In this instance, care coordination involves how to synchronize communication, or how do we get everyone on the same page. This problem is exacerbated by the varying schedules of all the actors - rarely are they all together, and in some instances, it is unclear who acts as the team leader. Why speak directly with one another, or text or call when we can use the newest shiniest toy in our administrative toolbox, artificial intelligence?

The study looked at the discharges of surgical patients in a large teaching hospital. The data used by the AI engine came from the electronic medical record and was “harvested” just before midnight to fully capture the information recorded that day. The data was both structured, e.g., numbers or predetermined phrases in orders, e.g., "advance to regular diet;" and unstructured, the natural language found in physician, nurse, and staff notes. The program looked for key phrases within the notes e.g., “ready for discharge.” The model provided to the AI engine was based upon discussion with the discharge team [1], who identified milestones in recovery and barriers to discharge. The model, trained on roughly 15,000 patients, made 75,000 daily predictions. With the training wheels off, it was tested on a set of 3300 patient records, followed by an observational study on an additional 605 real patients.

  • It was a far better predictor of not being discharged 85.2% than of being discharged 51.7% (the phrase coin toss comes to mind)
  • For that 27.8 % that it erroneously predicted would go home, half would go home the next day, with the remaining patients going home one or more days later. 

Taken alone, these are rather dismal results. To burnish the results, they chose as a comparison, a prediction model based on the median length of stay for patients undergoing specific operations. This aggregate measure doesn’t take into account any patient or care variables, it is a low bar, but a bar they bested. 

"We found that the model demonstrated strong discrimination, … and strictly dominated a comparison model that used historical median LOS by surgical procedure type to predict discharges.”

More interestingly, in 30% of cases, the prediction of discharge was incorrect because of clinical barriers, the patient was not clinically ready, and the algorithm failed to detect that amongst the structured and unstructured data. Approximately 35% remained in hospital because of uncoordinated communication between the discharge team members; 10% stayed at the request of family or the patient [2]. 
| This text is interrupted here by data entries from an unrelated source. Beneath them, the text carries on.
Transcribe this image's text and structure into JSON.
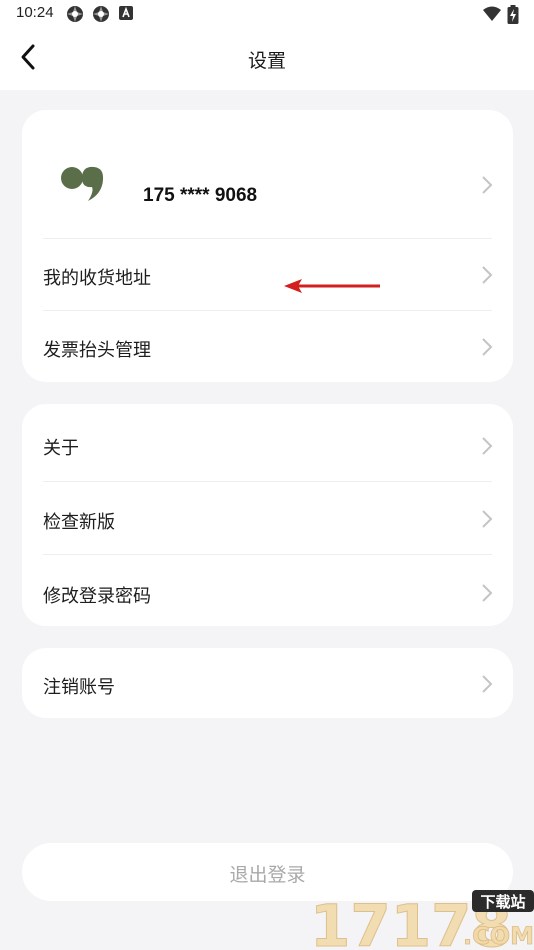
{
  "status_bar": {
    "time": "10:24",
    "icons": [
      "app-notification-icon",
      "app-notification-icon",
      "a-notification-icon",
      "wifi-icon",
      "battery-charging-icon"
    ]
  },
  "header": {
    "title": "设置",
    "back_icon": "chevron-left-icon"
  },
  "profile": {
    "phone": "175 **** 9068",
    "avatar_icon": "quote-bubble-avatar",
    "avatar_color": "#5b6e4a"
  },
  "groups": [
    {
      "items": [
        {
          "label": "我的收货地址"
        },
        {
          "label": "发票抬头管理"
        }
      ]
    },
    {
      "items": [
        {
          "label": "关于"
        },
        {
          "label": "检查新版"
        },
        {
          "label": "修改登录密码"
        }
      ]
    },
    {
      "items": [
        {
          "label": "注销账号"
        }
      ]
    }
  ],
  "logout": {
    "label": "退出登录"
  },
  "annotation": {
    "color": "#d21f1f"
  },
  "watermark": {
    "text": "17178",
    "sub": "下载站",
    "domain": ".COM"
  }
}
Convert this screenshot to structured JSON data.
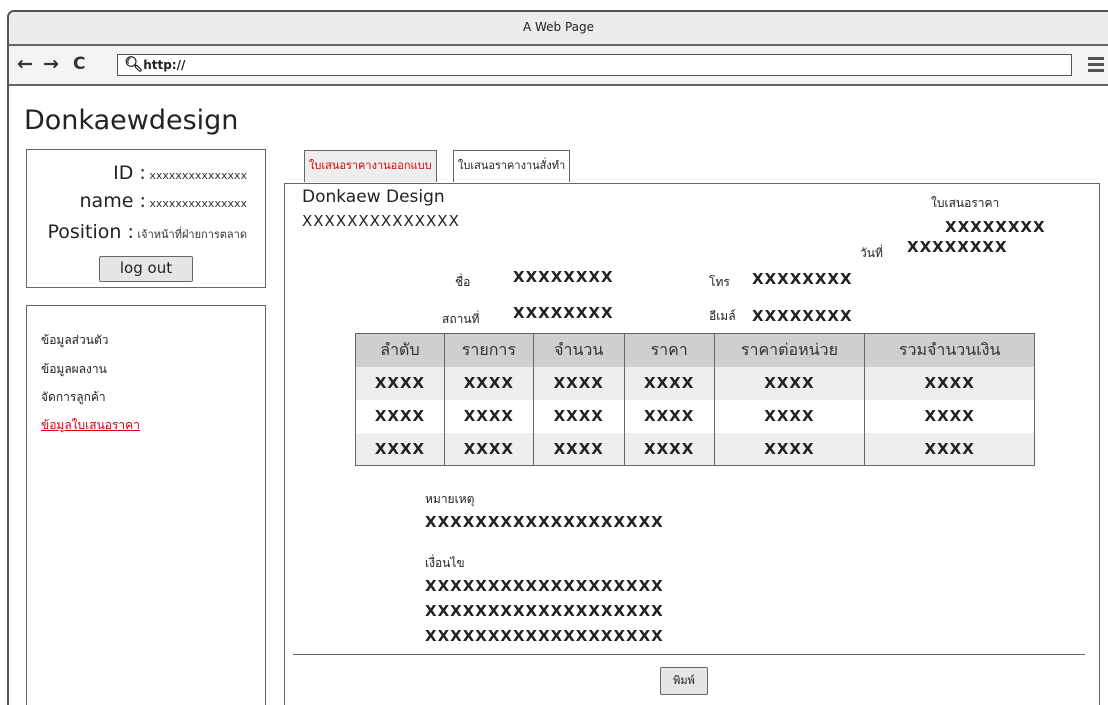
{
  "window": {
    "title": "A Web Page"
  },
  "navbar": {
    "back": "←",
    "forward": "→",
    "reload": "C",
    "url": "http://"
  },
  "brand": "Donkaewdesign",
  "user": {
    "id_label": "ID :",
    "id_value": "xxxxxxxxxxxxxxx",
    "name_label": "name :",
    "name_value": "xxxxxxxxxxxxxxx",
    "position_label": "Position :",
    "position_value": "เจ้าหน้าที่ฝ่ายการตลาด",
    "logout": "log out"
  },
  "sidebar": {
    "items": [
      {
        "label": "ข้อมูลส่วนตัว"
      },
      {
        "label": "ข้อมูลผลงาน"
      },
      {
        "label": "จัดการลูกค้า"
      },
      {
        "label": "ข้อมูลใบเสนอราคา"
      }
    ]
  },
  "tabs": [
    {
      "label": "ใบเสนอราคางานออกแบบ"
    },
    {
      "label": "ใบเสนอราคางานสั่งทำ"
    }
  ],
  "document": {
    "company": "Donkaew Design",
    "company_sub": "XXXXXXXXXXXXXX",
    "type": "ใบเสนอราคา",
    "number": "XXXXXXXX",
    "date_label": "วันที่",
    "date_value": "XXXXXXXX",
    "name_label": "ชื่อ",
    "name_value": "XXXXXXXX",
    "phone_label": "โทร",
    "phone_value": "XXXXXXXX",
    "place_label": "สถานที่",
    "place_value": "XXXXXXXX",
    "email_label": "อีเมล์",
    "email_value": "XXXXXXXX",
    "table": {
      "headers": [
        "ลำดับ",
        "รายการ",
        "จำนวน",
        "ราคา",
        "ราคาต่อหน่วย",
        "รวมจำนวนเงิน"
      ],
      "rows": [
        [
          "XXXX",
          "XXXX",
          "XXXX",
          "XXXX",
          "XXXX",
          "XXXX"
        ],
        [
          "XXXX",
          "XXXX",
          "XXXX",
          "XXXX",
          "XXXX",
          "XXXX"
        ],
        [
          "XXXX",
          "XXXX",
          "XXXX",
          "XXXX",
          "XXXX",
          "XXXX"
        ]
      ]
    },
    "remark_label": "หมายเหตุ",
    "remark_value": "XXXXXXXXXXXXXXXXXXX",
    "condition_label": "เงื่อนไข",
    "condition_lines": [
      "XXXXXXXXXXXXXXXXXXX",
      "XXXXXXXXXXXXXXXXXXX",
      "XXXXXXXXXXXXXXXXXXX"
    ],
    "print": "พิมพ์"
  },
  "colors": {
    "active_link": "#dd0000",
    "table_header": "#cfcfcf",
    "border": "#666666"
  }
}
In the discussion the researchers identified the algorithms real value, it could help identify those patients who might be ready for discharge within 24 hours and focus discharge activities. But the truth of the matter is that a well-managed daily discharge meeting can accomplish the same thing. I know that it isn’t sexy, no app, no interface with the record, no shiny AI. But it does work, and it has an added advantage, it gets those members of the discharge team out of their silos, gets them talking to one another and anticipating the needs of the patient. 
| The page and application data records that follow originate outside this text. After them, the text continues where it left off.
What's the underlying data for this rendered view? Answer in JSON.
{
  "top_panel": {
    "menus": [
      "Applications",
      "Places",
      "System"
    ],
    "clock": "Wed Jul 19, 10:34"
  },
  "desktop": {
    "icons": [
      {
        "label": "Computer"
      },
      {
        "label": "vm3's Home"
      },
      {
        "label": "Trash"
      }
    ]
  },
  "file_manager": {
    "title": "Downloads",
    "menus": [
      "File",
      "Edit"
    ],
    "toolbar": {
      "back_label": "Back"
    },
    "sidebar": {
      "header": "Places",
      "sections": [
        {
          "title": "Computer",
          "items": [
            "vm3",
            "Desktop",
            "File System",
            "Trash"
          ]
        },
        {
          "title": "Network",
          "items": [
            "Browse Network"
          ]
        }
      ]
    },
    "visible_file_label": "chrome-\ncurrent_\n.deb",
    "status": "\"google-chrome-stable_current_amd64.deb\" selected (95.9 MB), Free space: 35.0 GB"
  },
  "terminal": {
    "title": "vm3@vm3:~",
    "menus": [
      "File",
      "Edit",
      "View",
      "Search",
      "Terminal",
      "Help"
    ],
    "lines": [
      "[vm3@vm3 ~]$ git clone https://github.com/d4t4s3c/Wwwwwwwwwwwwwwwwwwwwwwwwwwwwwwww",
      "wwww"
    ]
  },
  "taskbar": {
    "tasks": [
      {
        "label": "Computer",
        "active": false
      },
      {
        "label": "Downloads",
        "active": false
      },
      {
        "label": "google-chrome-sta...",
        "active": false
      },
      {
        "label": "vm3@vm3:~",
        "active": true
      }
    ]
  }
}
Safe, expeditious discharges result when discharge planning begins before hospitalization.

 

[1] Typically this includes the attending physician, a nurse caring for the patient, physical and occupational therapists, pharmacists, and a dedicated discharge planner.

[2] This can be due to scheduling problems on the part of the family who has to work and cannot get to the hospital until late in the evening.

 

Source: Development and Validation of a Machine Learning Model to Aid Discharge Processes for Inpatient Surgical Care JAMA Network Open DOI:10.1001/jamanetworkopen.2019.17221